If every country took the Chinese approach of “total shutdown,” as it did for Hubei, economies would be destroyed around the world. This might well result in more total loss of population well-being in the long run, than letting the virus run its course under conditions of moderate social distancing, widely-available testing, and self-isolation of the infected.
Everything depends upon the combination of infectiousness plus the general level of virulence. Those things are crucial to know, plus the stage of infection at which the agent can be reliably detected. In addition, we must know whether reliable treatments are available, and whether a reliable vaccine will become available within a helpful time period.
So far, there are no perfect solutions that can be applied to all populations. The pandemic is still evolving, and will continue to do so over the next year, at least. Don’t imagine for a moment that your country is out of the woods. Not even China is out of the woods. Only Wuhan has any kind of herd immunity at this time.
Avoid unnecessary travel or large gatherings. Discover cultural alternatives to handshaking.
They want you to panic, and run to Costco to vainly search for toilet paper and sanitizers to hoard. But you will not give them that satisfaction, will you?
Here are two simple epidemic simulators —
Plug in 3 parameters and run. It seems to be preset with an average mortality rate of around 0.2% (up to 20% mortality for the oldest). You set the initial number of infected, the “attack rate,” and the duration of illness/contagion.
This simulator has 12 settings including death rate, attack rate, duration of illness, time to contagion, population, etc.
This CDC website lets you play the disease detective in order to solve a number of outbreaks.
You can find more realistic epidemic simulations online, but the learning curve can be steep for the best ones.

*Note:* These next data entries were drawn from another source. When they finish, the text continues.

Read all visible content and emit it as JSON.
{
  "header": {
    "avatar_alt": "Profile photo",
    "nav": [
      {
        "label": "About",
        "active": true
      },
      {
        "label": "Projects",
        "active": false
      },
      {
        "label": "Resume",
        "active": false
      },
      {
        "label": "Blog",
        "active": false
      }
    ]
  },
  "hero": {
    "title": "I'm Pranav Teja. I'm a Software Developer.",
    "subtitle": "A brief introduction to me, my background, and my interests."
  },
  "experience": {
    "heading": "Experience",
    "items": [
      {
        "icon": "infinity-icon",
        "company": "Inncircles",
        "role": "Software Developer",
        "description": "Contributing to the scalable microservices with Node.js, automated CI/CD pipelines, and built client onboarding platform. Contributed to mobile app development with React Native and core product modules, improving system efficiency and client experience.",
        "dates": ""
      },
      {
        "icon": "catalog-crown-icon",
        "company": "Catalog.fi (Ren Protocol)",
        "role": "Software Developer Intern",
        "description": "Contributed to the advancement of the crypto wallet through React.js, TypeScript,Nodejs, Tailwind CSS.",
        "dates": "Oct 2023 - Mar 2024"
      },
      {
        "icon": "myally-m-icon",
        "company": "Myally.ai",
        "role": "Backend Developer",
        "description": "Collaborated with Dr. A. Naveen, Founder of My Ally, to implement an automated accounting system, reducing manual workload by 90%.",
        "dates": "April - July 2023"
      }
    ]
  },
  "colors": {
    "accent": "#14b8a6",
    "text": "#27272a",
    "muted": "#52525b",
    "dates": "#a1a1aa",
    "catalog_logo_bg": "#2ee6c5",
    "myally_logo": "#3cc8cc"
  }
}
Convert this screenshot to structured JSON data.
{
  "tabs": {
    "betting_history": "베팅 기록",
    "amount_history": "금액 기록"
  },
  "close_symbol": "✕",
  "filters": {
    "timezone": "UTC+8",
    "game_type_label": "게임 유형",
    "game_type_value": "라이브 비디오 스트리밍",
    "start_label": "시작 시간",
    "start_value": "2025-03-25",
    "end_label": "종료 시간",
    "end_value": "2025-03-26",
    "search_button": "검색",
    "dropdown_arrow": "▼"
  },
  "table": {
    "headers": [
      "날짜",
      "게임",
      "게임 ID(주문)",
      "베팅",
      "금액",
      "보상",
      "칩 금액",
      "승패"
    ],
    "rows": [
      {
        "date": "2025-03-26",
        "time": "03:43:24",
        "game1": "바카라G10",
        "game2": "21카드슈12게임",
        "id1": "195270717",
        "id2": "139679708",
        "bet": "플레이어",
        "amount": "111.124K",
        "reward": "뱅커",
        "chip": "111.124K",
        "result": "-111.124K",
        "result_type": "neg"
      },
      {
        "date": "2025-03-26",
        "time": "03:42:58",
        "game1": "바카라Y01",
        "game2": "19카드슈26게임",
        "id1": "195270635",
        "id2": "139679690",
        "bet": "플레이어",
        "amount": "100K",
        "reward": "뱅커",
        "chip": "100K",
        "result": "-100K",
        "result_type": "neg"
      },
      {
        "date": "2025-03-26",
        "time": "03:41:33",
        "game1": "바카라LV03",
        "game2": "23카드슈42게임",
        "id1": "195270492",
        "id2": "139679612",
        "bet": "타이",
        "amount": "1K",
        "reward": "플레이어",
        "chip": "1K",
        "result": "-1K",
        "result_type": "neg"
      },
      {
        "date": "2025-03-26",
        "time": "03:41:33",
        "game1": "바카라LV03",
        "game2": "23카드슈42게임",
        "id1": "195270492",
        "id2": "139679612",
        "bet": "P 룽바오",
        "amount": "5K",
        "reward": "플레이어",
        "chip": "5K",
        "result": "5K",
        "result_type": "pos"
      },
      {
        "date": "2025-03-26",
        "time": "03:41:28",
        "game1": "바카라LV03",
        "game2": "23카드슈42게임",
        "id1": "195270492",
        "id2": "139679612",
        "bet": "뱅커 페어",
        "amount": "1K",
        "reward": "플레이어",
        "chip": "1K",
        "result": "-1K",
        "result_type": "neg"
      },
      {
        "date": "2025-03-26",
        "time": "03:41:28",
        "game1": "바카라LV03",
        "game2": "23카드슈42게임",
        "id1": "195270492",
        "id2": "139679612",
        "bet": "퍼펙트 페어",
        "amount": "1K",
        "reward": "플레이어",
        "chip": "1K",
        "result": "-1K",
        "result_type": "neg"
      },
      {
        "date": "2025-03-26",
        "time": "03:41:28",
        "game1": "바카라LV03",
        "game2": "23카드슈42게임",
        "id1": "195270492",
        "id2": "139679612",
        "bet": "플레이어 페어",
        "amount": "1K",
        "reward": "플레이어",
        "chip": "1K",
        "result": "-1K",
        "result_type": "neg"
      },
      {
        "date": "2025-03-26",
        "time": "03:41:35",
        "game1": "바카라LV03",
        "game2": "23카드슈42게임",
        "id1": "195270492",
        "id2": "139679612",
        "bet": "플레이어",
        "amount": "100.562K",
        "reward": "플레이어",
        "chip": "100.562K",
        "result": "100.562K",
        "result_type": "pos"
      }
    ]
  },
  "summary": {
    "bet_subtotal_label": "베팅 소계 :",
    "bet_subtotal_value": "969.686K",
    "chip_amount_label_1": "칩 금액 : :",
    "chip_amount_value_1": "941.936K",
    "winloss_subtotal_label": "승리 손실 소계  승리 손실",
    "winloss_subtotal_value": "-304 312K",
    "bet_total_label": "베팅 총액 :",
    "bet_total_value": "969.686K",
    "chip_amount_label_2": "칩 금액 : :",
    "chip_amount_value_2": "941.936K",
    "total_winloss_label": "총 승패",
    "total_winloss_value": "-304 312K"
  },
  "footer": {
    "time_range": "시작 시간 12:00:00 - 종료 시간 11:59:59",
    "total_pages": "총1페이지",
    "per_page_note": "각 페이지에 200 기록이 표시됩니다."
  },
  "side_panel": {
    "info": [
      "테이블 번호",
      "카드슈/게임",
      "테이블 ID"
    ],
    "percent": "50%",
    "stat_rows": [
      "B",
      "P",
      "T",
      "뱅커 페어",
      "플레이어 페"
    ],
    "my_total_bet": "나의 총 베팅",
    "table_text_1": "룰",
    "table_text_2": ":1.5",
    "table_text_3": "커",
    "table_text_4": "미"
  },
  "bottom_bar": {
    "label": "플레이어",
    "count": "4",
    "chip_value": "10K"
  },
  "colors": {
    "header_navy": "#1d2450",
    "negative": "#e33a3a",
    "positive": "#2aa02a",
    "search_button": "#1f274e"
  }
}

The best approach to the epidemic at hand — the Wuhan Coronavirus — is the approach that brings you out on the other side in good condition physically, financially, and emotionally.